San Jose’s police department has a White privilege problem.
This isn’t the insidious issue in which white people blithely advance and prosper at the expense of non-white peers. The problem starts and ends with SJPD officer Phil White, and the issues at play include free speech, hate speech, union contracts and the expectations we place on individuals given the ultimate authority.
Let’s start from the beginning:
In December 2014, officer White, a 20-year SJPD veteran, sent out threatening tweets directed at sympathizers of the late Eric Garner and the #BlackLivesMatter movement. White informed the social media public that he would be off duty at the movies, carrying his gun, and if anyone had a problem with that, or threatened him or his family (whatever that means), he would use his “God given law appointed right and duty to kill you.”
He ended with the hashtag #CopsLivesMatter.
This was the culmination of several weeks of Twitter screeds in which White used his First Amendment right to take aim at the free speech of others, such as the Cal women’s basketball team, which posted a photo of players wearing “Black Lives Matter” shirts.
“This is BS,” White tweeted. “Free education. Don't forget who is paying for your school ... me & other CA tax paying cops.”
Putting aside the absurdity of criticizing college kids for protesting, or some other garbage about taxpayer money equaling ownership over young women in high-tops, White showed his true colors over the course of weeks—not two tweets—and, as a result, the department fired him in October 2015. He was also let go as an assistant coach of a small college basketball program.
Fast forward several months, and this week the department announced that White was reinstated through an independent arbitrator’s ruling. The contract structure between the city and its Police Officers Association allows all personnel disputes to be taken to the civil service commission or an independent arbitrator. All documents related to arbitration are confidential, and the ruling to reinstate White is binding.
That is officer White’s privilege, and it’s now San Jose’s problem.
Police Chief Eddie Garcia and Mayor Sam Liccardo both expressed their disappointment in the decision to reinstate, but that failed to appease the very people officer White intended to intimidate.
On Wednesday, community activists and the NAACP held a press conference calling on the city to challenge the arbitrator’s ruling in Superior Court. The city of San Jose has 30 days to respond, and communications director David Vossbrink tells San Jose Inside that the city attorney’s office is currently conducting a review to present to the City Council in closed session. It doesn’t appear on this coming week’s agenda.
“There are very, very narrow grounds to overturning an arbitration decision,” Vossbrink says. “You have to find that there was some sort of major fault in how the process went, or some sort of fraud involved that really calls into question the integrity of the process.”
The chances of winning the challenge are slim, but in no way should that prevent the city from exploring every option to challenge the arbitrator’s ruling.
White may have had an impeccable record leading up to his social media meltdown, but his words were hateful, dangerous and sustained over a period of time. And let’s not fool ourselves into believing officer White is alone in his opinion.

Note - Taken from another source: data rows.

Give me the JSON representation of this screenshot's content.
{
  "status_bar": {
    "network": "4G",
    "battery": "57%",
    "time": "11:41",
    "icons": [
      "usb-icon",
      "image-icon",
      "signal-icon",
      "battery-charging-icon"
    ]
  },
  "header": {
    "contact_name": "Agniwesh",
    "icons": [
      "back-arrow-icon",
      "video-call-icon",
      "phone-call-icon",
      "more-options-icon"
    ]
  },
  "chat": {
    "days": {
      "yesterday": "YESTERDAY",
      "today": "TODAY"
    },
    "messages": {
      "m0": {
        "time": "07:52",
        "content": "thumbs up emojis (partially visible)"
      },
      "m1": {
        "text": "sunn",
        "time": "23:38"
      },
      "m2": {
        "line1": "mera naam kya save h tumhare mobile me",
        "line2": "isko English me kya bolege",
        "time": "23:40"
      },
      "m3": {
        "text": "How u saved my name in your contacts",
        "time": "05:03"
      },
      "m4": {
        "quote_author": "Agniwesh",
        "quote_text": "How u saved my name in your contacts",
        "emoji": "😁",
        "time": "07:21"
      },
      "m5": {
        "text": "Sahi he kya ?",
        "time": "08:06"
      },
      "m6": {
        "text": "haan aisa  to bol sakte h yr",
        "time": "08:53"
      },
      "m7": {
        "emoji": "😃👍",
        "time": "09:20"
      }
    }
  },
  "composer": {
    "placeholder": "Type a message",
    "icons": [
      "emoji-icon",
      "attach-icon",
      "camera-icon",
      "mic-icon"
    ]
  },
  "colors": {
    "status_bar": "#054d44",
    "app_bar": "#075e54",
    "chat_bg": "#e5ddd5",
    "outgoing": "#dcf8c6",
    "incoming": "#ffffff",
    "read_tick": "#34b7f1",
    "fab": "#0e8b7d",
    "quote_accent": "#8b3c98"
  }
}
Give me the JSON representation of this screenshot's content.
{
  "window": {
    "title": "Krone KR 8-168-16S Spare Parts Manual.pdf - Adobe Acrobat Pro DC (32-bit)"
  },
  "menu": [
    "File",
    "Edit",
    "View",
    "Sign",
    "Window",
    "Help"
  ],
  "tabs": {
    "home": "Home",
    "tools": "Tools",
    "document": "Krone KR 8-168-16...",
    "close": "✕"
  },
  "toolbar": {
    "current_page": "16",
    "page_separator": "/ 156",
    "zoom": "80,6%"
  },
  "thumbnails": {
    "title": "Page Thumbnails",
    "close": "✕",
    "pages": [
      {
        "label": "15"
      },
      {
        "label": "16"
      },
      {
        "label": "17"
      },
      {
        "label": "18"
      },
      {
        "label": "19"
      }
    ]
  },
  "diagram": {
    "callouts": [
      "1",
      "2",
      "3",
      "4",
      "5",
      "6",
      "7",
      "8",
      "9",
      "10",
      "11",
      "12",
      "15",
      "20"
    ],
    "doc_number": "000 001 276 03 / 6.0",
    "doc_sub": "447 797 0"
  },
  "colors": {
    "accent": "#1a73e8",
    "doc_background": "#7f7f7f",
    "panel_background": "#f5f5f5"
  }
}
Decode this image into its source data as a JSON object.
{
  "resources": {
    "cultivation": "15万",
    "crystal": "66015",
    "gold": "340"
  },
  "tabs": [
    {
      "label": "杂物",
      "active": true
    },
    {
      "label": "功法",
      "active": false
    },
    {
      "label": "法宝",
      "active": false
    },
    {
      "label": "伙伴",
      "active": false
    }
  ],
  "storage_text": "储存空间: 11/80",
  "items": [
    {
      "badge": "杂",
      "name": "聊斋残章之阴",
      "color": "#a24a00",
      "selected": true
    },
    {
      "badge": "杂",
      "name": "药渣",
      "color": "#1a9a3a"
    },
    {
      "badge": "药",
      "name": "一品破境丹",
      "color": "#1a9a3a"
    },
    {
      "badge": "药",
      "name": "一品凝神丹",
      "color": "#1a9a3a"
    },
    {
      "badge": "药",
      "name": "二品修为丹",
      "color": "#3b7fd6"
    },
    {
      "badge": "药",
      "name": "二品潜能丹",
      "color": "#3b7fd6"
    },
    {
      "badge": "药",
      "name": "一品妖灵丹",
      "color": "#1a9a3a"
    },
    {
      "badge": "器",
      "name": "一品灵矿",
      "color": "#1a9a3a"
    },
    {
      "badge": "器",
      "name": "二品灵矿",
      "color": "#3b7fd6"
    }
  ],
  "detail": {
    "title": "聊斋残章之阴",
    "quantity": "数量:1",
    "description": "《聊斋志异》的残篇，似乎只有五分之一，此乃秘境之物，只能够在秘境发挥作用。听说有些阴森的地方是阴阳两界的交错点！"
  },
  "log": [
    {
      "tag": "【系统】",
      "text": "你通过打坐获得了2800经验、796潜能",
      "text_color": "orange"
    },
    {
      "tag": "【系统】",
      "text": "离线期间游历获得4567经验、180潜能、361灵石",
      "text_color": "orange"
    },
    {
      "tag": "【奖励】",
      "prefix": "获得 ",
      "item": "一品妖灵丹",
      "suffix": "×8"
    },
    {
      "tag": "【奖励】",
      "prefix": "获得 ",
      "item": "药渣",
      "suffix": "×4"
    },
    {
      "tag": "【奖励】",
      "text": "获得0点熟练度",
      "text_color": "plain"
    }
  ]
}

Some of the law enforcement officials I’ve spoken with in candid conversations have felt targeted as a result of the Black Lives Matter movement, right or wrong. As a result, though, valid claims of institutional bias and racism have been discounted or appropriated under the disingenuous umbrella of arguing all lives matter. Such attempts only serve to sidetrack focused discussions on people of color being mistreated in public, incarcerated at alarmingly disproportionate rates and/or killed while in custody.
I asked Chief Garcia if officer White had learned anything from this process, and the chief couldn’t say.
“I can’t speak for him,” Garcia said. “I would hope so.”
Judging by his online comments, Officer White’s remorse might center primarily on the fact that he lost four months of pay and benefits in between his firing and reinstatement. He’s back with the department in an administrative role assisting with the body-worn camera program, which Garcia has described as a chance at “redemption.”
Does officer White even believe he needs redemption? Are their factions in the department who actually consider officer White to be a victim? Who knows.
What we do know is that San Jose’s top officials believe they have a cop unfit to serve on the force and a carry a service weapon on his off-duty hours. And this is exactly why the city needs to challenge the arbitrator’s decision.
It sends a message to every other San Jose police officer that they do not have a “God given and law appointed right to kill you.” It sends a message that words matter. It sends the message that men and women granted the ultimate authority under the law—to take a life—cannot threaten the very citizens they’ve sworn to protect.